Despite those concerns, this is a really interesting book. I would have liked to see something about how we should make the decisions on which species to concentrate on. We see a lot of time, effort and money being spent on specific species – there’s no way we could afford to do this for (say) every insect in danger. How do we make those decisions? Even so it is good to know that some species have been hauled back from the brink – and good to see Goodall’s enthusiasm, shining through every page.

Paperback:  
Using these links earns us commission at no cost to you  
Review by Brian Clegg

Comments

Popular posts from this blog

Grace Lindsay - Four Way Interview

Grace Lindsay is a computational neuroscientist currently based at University College, London. She completed her PhD at the Centre for Theoretical Neuroscience at Columbia University, where her research focused on building mathematical models of how the brain controls its own sensory processing. Before that, she earned a bachelor’s degree in Neuroscience from the University of Pittsburgh and received a research fellowship to study at the Bernstein Center for Computational Neuroscience in Freiburg, Germany. She was awarded a Google PhD Fellowship in Computational Neuroscience in 2016 and has spoken at several international conferences. She is also the producer and co-host of Unsupervised Thinking , a podcast covering topics in neuroscience and artificial intelligence. Her first book is Models of the Mind . Why science? I started my undergraduate degree as a neuroscience and philosophy double major and I think what drew me to both topics was the idea that if we just think rigorously enou

A Citizen's Guide to Artificial Intelligence - John Zerilli et al ****

The cover of this book set off a couple of alarm bells. Not only does that 'Citizen's Guide' part of the title raise the spectre of a pompous book-length moan, the list of seven authors gives the feel of a thesis written by committee. It was a real pleasure, then, to discover that this is actually a very good book. I ought to say straight away what it isn't - despite that title, it isn't a book written in a style that's necessarily ideal for a general audience. Although the approach is often surprisingly warm and human, it is an academic piece of writing. As a result, in places it's a bit of a trudge to get through it. Despite this, though, the topic is important enough - and, to be fair, the way it is approached is good enough - that it deserves to be widely read. John Zerilli et al give an effective, very balanced exploration of artificial intelligence. Although not structured as such, it's a SWOT analysis, giving us the strengths, weaknesses, opportun

The Science of Can and Can't - Chiara Marletto *****

Without doubt, Chiara Marletto has achieved something remarkable here, though the nature of the topic does not make for an easy read. The book is an attempt to popularise constructor theory - a very different approach to physics, which Oxford quantum physicist David Deutsch has developed with Marletto.
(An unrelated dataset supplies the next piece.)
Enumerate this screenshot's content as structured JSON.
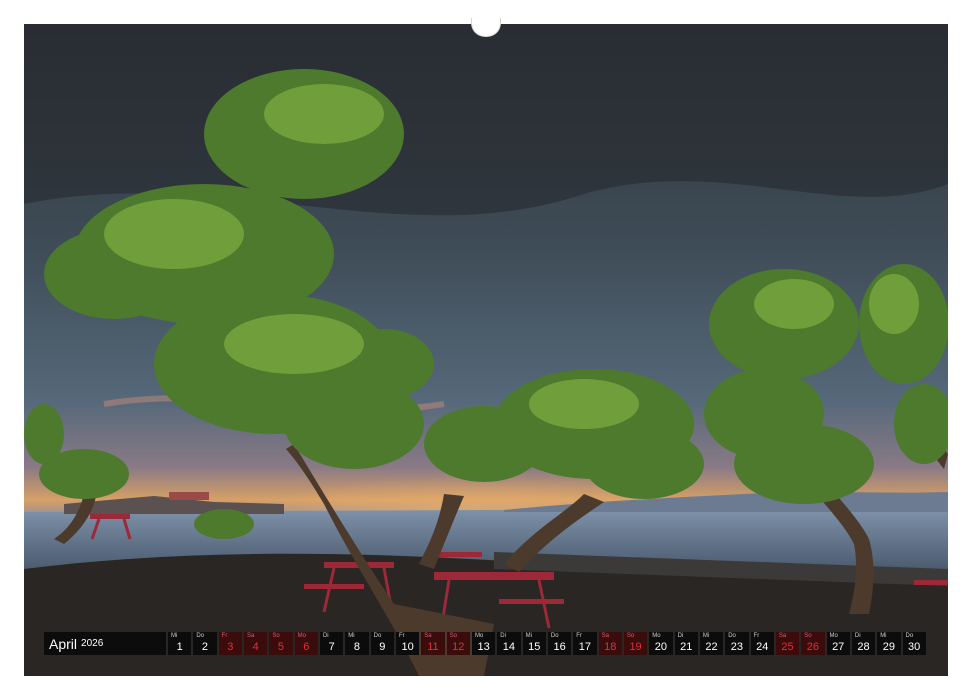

Somewhat oddly, the book doesn't use the term constructor theory, but rather the distinctly clumsier 'science of can and can't'. The idea is that physics is formulated in a way that is inherently limited because it depends on using mechanisms that follows the progress of dynamic systems using the laws of physics. This method isn't applicable in circumstances where either something may happen, but won't necessarily, nor where something isn't allowed to happen (hence the science of can and can't, which probably should be the science of could and can't if we are going to be picky). Deutsch and Marletto have proposed a way of using 'counterfactuals'